## Work item
Every line with the word "arrow" in it should be extracted from the data that follows.

══ Dataset records

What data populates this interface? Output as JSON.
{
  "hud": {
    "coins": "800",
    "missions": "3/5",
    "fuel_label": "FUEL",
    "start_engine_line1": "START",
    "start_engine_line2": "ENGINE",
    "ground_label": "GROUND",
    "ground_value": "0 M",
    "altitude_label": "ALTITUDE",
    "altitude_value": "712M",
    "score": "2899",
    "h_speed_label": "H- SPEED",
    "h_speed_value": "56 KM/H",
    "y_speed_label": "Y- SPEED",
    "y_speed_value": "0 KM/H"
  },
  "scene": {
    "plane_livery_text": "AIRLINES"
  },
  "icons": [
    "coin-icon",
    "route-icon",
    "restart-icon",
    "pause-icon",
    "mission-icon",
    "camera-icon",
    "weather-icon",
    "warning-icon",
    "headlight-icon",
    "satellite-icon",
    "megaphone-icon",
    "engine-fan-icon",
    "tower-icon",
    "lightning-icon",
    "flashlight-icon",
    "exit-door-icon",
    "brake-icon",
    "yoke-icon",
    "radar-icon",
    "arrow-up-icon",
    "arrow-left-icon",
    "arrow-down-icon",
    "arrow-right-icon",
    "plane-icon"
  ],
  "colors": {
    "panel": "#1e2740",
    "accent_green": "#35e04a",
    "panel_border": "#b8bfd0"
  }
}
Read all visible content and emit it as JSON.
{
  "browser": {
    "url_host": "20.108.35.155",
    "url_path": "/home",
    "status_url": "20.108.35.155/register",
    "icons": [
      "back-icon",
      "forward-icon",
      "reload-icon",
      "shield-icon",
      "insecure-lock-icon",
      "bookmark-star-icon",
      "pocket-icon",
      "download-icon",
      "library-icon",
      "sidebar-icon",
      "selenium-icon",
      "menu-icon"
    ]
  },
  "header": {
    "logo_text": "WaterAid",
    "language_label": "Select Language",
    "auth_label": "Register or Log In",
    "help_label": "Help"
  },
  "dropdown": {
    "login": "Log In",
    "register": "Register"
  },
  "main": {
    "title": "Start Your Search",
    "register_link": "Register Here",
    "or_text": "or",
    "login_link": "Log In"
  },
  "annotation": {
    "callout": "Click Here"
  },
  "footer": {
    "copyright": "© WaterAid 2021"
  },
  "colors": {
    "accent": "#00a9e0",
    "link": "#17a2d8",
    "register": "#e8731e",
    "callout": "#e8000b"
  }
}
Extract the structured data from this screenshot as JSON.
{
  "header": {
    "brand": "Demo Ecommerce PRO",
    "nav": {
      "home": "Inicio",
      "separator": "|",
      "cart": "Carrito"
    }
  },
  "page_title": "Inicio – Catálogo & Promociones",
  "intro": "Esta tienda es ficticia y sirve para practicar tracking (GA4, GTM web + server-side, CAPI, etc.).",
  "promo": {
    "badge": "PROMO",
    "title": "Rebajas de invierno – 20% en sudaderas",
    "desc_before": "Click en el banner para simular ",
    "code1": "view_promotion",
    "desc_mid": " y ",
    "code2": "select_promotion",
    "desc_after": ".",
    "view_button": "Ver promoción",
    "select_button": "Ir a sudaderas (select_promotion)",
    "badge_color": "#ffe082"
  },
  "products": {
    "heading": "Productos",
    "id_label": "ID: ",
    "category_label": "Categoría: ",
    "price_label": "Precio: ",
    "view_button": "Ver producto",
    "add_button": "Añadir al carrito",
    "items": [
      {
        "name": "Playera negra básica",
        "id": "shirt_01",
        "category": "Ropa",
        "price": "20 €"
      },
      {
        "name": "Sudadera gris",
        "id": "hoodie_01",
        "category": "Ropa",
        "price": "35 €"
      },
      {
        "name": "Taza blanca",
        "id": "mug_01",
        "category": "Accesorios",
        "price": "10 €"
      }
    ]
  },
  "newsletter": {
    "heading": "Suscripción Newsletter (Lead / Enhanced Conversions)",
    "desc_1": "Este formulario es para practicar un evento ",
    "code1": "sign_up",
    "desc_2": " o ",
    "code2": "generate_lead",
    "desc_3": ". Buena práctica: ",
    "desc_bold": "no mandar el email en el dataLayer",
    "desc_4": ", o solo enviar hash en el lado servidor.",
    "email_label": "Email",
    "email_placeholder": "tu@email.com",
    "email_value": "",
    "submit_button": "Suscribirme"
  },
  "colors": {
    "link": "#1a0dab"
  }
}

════

## Answer to this problem
    "arrow-up-icon",
    "arrow-left-icon",
    "arrow-down-icon",
    "arrow-right-icon",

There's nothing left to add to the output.